The Citizen Lab found that a pattern has emerged in Mexico demonstrating that a new weapon is being used against anti-corruption advocates: targeting via government-exclusive spyware. It appears that those who question official government narratives are liable to be targeted by NSO spyware. As Deibert puts it, “Should it come as any surprise that these powerful surveillance technologies would end up being deployed against those who aim to expose corrupt Mexican officials?”

Though no direct links of NSO abuse have been attributed to the Mexican government, it is known that government agencies possess the spyware and have the ability to use it. The circumstantial evidence gathered through the help of the Citizen Lab strongly indicates that unless a massive breach in security has occurred, a nation at peace should not allow its own citizens to be harassed in such a manner.

NSO Group, has not ensured that its spyware will not target civilians. Selling to states that have reputations for human rights abuses clearly demonstrates a lack of consideration for freedom and security.

Although the Israel-based group was recently courted by the US company Blackstone Group for a 40 per cent stake in NSO, the failure of the deal is thought to have resulted from an awareness campaign by groups such as Citizen Lab.

Implications

The lessons of the UAE, China, and Mexico clearly demonstrate the potential for abuse when countries without strong accountability measures are given incredibly powerful weapons.
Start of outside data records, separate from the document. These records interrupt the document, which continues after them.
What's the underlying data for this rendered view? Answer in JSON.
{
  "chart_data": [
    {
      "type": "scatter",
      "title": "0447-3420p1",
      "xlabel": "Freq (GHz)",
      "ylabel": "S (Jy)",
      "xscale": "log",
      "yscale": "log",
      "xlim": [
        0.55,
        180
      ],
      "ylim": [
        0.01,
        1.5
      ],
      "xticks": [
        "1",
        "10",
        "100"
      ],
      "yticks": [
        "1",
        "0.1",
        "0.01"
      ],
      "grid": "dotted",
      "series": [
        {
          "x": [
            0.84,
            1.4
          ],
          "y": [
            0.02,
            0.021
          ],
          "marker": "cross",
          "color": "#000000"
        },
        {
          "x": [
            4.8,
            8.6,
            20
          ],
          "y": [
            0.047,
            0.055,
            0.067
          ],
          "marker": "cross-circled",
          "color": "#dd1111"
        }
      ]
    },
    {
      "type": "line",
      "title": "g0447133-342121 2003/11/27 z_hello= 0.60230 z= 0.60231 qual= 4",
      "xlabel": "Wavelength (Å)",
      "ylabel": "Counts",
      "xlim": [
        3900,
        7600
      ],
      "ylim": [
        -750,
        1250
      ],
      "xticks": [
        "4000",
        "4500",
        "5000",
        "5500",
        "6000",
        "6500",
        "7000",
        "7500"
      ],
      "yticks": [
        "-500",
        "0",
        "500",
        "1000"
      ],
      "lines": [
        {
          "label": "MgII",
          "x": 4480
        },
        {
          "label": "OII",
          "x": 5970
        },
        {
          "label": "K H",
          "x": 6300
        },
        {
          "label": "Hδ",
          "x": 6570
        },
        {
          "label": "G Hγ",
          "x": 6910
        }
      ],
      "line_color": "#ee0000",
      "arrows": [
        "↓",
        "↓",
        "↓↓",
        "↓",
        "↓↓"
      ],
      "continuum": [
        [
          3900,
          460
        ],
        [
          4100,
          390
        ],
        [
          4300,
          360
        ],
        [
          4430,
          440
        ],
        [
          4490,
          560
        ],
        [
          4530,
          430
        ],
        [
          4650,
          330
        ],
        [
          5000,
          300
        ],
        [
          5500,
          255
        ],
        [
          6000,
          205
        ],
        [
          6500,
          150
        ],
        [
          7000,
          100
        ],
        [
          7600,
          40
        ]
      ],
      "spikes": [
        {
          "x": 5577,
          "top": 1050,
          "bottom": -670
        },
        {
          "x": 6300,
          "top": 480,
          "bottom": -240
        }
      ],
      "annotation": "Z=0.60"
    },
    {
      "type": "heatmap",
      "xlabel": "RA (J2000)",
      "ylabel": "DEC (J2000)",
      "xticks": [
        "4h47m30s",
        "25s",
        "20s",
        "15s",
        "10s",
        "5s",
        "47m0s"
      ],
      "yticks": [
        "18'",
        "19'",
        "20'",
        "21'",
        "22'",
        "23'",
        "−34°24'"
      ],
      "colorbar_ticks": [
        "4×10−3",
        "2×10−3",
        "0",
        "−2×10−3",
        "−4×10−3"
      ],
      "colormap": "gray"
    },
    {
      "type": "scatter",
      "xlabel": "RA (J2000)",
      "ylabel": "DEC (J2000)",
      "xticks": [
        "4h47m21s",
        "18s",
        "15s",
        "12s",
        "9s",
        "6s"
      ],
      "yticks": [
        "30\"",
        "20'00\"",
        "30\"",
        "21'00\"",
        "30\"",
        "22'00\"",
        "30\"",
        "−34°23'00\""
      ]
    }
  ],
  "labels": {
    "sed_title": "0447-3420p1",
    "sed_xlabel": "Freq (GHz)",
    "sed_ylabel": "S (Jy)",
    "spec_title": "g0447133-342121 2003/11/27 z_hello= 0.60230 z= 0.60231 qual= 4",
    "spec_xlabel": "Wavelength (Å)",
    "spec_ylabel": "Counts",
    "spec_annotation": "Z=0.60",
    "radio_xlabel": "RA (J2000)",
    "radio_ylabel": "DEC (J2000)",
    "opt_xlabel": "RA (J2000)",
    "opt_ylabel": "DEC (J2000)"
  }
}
Such weapons bring into question a citizen’s freedom — whether it be of speech, expression, or thought — even in a country that claims to be a liberal democracy. “Freedom of speech is the antithesis to one-party rule,” Deibert writes, “[Authoritarian censorship] underscores why careful evidence-based research is so essential to the progress of human rights.”